Find each line of the entries with the string "Earthshaker", please, and copy it.

Start of Supplied material

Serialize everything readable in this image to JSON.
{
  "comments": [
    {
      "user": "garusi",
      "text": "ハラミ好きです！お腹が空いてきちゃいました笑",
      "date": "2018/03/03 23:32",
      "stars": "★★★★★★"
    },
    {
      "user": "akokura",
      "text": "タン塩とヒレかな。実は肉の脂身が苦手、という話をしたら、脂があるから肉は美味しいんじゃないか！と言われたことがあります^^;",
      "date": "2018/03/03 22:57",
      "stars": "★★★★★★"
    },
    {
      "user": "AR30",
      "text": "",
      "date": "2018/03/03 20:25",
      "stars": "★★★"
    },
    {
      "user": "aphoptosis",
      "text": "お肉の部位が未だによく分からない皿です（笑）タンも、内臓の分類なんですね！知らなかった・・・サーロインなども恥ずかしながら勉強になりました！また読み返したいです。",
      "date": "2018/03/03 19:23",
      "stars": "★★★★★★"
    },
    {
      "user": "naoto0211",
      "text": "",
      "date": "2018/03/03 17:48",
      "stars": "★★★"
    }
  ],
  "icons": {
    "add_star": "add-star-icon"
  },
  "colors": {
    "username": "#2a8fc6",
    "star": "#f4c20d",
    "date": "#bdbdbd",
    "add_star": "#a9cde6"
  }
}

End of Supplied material
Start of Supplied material

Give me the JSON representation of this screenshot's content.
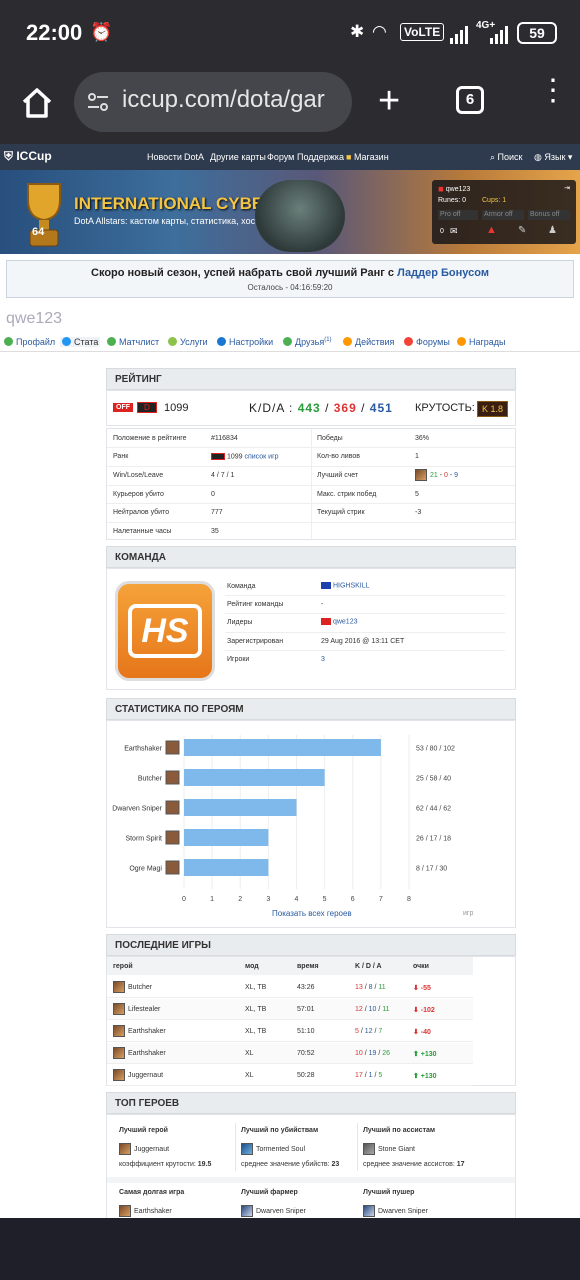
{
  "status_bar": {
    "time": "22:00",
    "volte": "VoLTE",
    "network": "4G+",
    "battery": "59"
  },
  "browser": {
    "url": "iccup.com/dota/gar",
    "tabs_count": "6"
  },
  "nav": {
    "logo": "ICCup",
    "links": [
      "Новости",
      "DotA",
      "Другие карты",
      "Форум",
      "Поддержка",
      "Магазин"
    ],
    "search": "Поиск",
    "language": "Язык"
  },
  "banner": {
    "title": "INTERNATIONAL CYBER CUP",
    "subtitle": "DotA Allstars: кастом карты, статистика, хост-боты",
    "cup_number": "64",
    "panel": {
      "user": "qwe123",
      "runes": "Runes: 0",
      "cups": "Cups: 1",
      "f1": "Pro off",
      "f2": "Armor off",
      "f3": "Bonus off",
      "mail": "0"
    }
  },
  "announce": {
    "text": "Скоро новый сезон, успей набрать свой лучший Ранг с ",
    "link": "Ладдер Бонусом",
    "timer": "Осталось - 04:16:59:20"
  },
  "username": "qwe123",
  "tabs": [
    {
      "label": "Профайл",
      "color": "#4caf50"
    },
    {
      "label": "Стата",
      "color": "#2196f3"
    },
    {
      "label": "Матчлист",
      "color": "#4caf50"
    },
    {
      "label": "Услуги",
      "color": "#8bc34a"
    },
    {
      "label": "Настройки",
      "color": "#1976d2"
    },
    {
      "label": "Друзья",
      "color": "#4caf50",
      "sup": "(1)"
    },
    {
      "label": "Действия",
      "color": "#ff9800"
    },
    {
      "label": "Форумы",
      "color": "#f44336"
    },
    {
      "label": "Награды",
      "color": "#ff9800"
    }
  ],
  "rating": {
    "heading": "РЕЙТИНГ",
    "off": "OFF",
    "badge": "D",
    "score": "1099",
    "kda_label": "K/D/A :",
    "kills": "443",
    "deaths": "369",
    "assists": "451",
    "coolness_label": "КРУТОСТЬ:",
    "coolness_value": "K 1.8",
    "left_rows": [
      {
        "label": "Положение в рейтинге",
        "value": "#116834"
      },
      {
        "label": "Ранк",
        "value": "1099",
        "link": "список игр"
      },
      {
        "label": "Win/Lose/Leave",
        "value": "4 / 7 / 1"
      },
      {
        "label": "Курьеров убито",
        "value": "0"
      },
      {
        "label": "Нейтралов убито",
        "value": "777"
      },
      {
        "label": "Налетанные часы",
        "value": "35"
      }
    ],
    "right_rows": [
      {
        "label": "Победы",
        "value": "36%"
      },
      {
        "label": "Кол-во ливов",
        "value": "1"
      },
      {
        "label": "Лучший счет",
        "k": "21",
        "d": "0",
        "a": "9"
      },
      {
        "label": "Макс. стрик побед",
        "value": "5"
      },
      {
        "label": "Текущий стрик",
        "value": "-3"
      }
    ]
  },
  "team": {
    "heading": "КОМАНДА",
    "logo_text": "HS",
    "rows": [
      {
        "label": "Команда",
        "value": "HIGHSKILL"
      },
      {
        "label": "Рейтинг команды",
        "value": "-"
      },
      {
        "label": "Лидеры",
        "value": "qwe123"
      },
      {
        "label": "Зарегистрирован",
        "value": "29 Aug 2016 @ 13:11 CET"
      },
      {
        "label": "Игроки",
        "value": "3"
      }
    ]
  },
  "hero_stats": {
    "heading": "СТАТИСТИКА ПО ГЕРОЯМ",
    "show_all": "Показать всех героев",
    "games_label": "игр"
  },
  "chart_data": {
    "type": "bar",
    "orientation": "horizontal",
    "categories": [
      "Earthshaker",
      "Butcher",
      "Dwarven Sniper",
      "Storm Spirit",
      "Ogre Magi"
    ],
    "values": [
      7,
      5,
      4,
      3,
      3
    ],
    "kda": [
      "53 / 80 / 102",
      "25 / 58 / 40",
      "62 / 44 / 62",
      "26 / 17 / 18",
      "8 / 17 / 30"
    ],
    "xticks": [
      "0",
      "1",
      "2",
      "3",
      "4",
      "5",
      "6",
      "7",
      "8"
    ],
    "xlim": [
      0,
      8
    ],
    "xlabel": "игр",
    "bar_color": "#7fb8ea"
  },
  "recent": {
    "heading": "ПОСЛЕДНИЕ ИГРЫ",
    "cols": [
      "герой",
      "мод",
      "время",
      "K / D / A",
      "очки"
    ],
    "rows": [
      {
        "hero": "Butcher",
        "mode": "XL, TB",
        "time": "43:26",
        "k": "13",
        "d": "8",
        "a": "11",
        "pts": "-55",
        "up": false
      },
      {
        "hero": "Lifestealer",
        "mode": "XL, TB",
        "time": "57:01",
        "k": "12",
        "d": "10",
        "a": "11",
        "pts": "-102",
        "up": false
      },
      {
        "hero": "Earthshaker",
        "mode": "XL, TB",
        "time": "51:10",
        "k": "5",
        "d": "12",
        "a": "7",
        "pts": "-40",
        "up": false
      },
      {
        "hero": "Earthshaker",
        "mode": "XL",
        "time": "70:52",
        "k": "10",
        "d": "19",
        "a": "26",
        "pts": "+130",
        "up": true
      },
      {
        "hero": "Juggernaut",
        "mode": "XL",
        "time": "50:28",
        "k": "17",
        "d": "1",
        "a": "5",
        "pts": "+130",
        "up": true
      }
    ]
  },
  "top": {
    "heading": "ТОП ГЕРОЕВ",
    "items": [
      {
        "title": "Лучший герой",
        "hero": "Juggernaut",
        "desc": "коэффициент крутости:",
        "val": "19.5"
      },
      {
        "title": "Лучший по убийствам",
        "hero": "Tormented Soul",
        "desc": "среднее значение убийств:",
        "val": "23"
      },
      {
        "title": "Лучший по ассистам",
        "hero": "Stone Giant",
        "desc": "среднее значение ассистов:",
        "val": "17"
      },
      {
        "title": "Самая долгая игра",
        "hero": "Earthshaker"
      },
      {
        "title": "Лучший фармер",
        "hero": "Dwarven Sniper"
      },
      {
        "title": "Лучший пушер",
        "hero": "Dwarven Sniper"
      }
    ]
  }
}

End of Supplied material

## [Answer to this problem]
      "Earthshaker",
        "hero": "Earthshaker",
        "hero": "Earthshaker",
        "hero": "Earthshaker"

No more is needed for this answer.